● **WHAT NEEDS TO BE DONE**
Within the listing below, locate all lines containing the word "true". Copy each one.

● **SOURCE MATERIAL**

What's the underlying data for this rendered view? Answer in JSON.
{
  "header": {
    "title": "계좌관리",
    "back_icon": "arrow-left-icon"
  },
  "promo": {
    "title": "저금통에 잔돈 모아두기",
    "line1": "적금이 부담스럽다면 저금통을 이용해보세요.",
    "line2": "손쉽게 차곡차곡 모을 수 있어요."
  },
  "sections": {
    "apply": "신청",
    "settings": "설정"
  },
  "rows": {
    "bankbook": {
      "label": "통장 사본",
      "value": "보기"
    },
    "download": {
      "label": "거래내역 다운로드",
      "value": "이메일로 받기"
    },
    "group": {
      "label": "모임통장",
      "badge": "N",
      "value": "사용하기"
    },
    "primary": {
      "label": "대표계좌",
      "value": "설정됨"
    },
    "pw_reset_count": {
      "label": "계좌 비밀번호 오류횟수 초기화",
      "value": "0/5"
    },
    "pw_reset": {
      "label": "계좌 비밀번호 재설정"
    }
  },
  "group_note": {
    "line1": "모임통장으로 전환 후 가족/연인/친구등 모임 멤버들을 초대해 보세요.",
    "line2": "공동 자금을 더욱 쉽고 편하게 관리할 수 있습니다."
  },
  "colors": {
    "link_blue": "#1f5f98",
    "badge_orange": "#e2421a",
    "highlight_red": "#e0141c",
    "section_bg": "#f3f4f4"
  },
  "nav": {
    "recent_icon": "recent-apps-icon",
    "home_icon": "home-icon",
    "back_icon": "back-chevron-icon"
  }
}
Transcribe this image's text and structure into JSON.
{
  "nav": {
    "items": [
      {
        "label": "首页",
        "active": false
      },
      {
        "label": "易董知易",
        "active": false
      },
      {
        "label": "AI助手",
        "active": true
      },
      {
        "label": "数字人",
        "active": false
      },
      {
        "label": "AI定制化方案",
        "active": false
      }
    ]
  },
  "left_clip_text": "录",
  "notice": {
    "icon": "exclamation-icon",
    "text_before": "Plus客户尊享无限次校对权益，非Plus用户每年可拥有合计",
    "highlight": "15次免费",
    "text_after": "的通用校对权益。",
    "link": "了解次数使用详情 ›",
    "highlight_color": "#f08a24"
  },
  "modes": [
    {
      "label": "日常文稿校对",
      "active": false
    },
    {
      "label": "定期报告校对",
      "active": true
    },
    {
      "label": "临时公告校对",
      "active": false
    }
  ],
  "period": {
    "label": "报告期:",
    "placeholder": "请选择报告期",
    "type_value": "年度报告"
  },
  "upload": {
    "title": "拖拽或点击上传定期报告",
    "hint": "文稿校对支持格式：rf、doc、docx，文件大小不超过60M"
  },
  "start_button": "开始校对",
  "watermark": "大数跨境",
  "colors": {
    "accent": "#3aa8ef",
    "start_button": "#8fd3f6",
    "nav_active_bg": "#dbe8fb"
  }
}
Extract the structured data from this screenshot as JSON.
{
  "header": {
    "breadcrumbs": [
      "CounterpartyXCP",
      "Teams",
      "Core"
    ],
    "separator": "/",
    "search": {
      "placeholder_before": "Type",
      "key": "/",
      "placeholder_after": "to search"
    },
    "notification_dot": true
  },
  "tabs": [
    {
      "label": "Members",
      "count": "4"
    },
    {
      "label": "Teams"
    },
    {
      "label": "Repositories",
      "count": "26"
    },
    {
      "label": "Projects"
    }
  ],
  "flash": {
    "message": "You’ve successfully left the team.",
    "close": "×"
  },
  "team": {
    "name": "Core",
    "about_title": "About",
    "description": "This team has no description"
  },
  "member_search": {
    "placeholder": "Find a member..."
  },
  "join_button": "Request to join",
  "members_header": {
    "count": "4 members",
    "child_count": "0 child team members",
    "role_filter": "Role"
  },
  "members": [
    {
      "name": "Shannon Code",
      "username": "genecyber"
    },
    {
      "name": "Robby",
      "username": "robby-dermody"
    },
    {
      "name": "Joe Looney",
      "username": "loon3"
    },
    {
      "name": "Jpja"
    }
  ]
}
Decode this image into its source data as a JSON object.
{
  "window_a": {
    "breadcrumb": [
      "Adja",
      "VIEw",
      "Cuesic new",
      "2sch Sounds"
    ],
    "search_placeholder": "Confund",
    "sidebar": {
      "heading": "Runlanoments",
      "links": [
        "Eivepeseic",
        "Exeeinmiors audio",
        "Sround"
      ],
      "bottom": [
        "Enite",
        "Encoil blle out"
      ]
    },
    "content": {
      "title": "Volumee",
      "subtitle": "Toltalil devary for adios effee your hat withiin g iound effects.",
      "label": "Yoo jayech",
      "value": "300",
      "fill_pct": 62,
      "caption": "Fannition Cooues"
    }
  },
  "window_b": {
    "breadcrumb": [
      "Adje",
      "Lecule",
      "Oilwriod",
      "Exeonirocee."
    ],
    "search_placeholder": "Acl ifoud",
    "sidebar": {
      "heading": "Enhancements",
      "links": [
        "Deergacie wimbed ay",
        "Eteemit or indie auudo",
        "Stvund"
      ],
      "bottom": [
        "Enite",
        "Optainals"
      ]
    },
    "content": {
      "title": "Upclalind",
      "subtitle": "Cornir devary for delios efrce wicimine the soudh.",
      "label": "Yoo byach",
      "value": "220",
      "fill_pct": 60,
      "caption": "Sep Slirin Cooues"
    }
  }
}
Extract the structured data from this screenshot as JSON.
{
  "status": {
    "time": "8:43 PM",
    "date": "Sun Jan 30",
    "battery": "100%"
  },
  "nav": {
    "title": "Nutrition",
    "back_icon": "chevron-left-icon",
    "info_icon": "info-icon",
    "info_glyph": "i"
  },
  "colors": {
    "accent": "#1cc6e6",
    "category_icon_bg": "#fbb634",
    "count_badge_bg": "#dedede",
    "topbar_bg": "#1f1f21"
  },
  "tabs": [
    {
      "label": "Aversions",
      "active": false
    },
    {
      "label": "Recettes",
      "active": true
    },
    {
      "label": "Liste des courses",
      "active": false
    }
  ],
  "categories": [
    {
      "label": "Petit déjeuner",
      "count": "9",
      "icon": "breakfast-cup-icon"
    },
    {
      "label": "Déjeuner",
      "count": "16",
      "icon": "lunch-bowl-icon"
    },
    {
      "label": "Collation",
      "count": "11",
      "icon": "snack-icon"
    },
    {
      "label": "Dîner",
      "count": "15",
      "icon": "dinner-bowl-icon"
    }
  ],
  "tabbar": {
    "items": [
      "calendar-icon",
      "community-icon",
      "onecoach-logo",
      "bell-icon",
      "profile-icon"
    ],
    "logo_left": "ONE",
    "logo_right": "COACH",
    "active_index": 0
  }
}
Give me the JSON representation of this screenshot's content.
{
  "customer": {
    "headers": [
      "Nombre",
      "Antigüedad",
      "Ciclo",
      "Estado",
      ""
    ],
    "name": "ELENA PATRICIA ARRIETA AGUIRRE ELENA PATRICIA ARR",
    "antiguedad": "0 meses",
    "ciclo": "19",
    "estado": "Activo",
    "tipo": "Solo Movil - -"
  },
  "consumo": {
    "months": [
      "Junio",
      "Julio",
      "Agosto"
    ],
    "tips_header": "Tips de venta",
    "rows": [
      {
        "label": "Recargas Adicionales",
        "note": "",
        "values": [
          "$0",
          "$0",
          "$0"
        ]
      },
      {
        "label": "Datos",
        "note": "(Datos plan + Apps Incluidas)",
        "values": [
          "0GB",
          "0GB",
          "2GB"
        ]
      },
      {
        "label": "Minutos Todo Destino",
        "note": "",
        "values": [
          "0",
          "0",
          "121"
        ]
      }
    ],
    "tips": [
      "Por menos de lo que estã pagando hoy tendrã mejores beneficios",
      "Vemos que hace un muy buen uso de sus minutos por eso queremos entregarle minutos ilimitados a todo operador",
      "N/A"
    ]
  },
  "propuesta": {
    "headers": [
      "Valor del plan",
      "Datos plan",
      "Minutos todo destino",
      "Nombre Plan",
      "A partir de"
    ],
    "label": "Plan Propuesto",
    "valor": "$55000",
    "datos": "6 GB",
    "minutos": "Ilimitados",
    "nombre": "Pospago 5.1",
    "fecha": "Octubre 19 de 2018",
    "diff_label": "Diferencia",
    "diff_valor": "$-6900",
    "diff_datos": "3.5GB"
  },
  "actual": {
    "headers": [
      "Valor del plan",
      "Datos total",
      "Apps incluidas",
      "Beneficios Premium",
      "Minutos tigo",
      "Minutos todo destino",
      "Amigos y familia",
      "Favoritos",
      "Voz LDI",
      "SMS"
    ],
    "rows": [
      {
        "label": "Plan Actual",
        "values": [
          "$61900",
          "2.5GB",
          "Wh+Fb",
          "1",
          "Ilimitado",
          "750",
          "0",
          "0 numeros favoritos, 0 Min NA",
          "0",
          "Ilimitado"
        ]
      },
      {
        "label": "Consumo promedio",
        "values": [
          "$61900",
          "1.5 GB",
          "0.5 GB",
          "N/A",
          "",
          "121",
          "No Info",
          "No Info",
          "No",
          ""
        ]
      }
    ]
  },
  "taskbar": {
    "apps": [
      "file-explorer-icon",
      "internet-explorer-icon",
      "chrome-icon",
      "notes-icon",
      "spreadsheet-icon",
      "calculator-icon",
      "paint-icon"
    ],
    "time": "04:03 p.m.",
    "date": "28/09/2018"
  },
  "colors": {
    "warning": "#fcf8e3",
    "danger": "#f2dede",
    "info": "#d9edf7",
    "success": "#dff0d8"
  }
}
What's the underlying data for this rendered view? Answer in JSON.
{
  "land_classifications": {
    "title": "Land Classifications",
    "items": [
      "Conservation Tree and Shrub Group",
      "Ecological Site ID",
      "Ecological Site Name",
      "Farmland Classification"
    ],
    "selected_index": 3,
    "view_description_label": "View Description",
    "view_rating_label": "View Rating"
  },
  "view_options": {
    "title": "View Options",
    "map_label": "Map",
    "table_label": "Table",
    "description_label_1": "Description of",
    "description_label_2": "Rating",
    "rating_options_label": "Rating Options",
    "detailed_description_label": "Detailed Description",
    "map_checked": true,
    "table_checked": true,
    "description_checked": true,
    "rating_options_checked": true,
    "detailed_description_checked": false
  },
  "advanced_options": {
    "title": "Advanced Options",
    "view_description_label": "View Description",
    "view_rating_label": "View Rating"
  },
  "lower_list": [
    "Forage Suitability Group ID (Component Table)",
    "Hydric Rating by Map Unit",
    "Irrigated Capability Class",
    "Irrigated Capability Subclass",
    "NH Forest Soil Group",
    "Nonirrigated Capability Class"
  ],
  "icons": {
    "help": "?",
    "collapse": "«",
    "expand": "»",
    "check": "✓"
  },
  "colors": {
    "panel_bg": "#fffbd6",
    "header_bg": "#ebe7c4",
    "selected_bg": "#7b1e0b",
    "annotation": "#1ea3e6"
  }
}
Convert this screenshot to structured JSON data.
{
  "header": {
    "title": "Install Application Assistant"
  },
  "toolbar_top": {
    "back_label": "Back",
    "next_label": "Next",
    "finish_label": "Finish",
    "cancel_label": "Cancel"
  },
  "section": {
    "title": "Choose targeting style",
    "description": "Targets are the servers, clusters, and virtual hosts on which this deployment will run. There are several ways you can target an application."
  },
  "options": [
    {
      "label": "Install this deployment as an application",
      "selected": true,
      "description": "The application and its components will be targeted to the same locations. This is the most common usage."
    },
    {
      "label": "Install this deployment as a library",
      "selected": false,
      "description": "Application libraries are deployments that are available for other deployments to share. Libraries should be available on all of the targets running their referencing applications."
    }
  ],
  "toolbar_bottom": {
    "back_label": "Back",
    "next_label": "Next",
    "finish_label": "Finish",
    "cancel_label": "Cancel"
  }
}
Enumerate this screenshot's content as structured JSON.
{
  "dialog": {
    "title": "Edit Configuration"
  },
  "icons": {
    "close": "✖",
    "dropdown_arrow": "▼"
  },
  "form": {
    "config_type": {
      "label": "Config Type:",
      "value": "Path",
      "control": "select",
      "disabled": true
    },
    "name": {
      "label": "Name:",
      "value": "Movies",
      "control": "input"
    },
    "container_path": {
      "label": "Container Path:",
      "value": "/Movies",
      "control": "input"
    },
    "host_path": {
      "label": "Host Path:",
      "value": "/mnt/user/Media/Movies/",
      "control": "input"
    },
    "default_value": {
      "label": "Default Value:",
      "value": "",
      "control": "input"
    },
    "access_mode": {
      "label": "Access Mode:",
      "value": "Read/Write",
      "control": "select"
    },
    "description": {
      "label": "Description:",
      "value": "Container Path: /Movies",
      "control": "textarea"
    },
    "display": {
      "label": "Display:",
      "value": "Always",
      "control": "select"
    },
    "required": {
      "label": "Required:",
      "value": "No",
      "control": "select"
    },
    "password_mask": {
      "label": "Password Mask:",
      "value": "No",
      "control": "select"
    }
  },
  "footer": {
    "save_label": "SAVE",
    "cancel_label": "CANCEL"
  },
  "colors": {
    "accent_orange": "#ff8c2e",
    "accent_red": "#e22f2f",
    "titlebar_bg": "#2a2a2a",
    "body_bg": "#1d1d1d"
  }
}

● **FINISHED TASK**
        "active": true
      "active": true
    "notification_dot": true
      "active": true
    "map_checked": true,
    "table_checked": true,
    "description_checked": true,
    "rating_options_checked": true,
      "selected": true,
      "disabled": true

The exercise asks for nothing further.